◆ WHAT TO PRODUCE
In the entries below, find the lines that include "Premium" and give their number as the whole reply.

◆ EXTRACTED MATERIAL
_____
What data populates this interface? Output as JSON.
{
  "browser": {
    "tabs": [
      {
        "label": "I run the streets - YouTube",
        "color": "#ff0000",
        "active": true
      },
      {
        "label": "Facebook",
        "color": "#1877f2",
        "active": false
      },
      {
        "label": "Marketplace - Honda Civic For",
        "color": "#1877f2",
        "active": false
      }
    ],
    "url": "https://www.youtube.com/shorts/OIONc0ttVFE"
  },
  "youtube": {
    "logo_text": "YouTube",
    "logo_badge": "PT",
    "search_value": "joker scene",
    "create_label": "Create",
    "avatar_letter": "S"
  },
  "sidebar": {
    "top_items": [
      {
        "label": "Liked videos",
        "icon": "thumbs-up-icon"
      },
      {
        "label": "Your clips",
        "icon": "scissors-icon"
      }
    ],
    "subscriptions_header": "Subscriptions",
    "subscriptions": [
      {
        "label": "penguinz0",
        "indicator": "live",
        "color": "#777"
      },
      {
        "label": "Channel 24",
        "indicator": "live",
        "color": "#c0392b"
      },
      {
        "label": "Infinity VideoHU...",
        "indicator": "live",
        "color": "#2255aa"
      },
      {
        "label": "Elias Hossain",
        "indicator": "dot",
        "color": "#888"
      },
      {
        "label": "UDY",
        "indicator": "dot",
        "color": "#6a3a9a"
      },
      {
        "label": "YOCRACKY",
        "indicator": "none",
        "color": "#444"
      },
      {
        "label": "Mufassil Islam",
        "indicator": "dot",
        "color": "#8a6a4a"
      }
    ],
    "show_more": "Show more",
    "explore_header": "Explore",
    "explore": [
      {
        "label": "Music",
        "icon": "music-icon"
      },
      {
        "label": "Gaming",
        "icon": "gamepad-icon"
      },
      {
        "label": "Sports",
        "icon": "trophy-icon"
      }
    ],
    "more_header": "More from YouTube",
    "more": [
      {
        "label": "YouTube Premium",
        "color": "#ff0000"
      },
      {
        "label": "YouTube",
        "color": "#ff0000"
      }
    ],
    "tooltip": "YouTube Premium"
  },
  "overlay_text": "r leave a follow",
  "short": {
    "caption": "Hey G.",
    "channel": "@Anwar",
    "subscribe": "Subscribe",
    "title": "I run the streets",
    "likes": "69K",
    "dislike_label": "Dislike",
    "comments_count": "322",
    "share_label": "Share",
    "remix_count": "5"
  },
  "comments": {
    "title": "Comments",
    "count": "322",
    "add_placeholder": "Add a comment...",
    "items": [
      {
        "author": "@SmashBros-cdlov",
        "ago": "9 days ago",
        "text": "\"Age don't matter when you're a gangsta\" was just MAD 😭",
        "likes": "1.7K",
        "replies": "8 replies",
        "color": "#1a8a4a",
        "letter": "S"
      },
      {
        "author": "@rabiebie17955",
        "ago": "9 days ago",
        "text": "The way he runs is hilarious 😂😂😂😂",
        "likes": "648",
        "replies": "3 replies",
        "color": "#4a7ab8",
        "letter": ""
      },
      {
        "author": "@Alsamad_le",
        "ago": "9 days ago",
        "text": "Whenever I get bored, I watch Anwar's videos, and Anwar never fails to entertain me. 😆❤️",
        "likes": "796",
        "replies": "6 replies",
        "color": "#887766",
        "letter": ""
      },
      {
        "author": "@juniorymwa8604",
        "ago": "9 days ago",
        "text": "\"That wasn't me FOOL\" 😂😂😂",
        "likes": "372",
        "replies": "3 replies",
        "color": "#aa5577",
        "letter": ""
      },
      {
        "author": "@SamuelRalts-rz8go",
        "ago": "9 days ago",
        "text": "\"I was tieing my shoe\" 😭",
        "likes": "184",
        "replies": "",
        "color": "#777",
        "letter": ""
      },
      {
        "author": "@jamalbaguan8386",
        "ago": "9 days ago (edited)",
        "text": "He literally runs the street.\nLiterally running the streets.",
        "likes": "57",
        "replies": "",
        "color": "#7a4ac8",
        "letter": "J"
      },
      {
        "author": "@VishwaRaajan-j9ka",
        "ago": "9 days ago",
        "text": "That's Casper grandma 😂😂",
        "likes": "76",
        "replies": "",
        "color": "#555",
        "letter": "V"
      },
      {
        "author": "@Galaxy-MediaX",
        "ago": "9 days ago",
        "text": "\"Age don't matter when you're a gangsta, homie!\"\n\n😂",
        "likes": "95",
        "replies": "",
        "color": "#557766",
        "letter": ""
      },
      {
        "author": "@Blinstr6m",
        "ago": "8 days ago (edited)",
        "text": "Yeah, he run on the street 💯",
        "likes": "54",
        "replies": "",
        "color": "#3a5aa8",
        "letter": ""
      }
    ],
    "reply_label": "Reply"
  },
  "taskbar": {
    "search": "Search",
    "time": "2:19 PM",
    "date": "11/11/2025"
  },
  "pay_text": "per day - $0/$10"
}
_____
◆ RESULT BELOW
2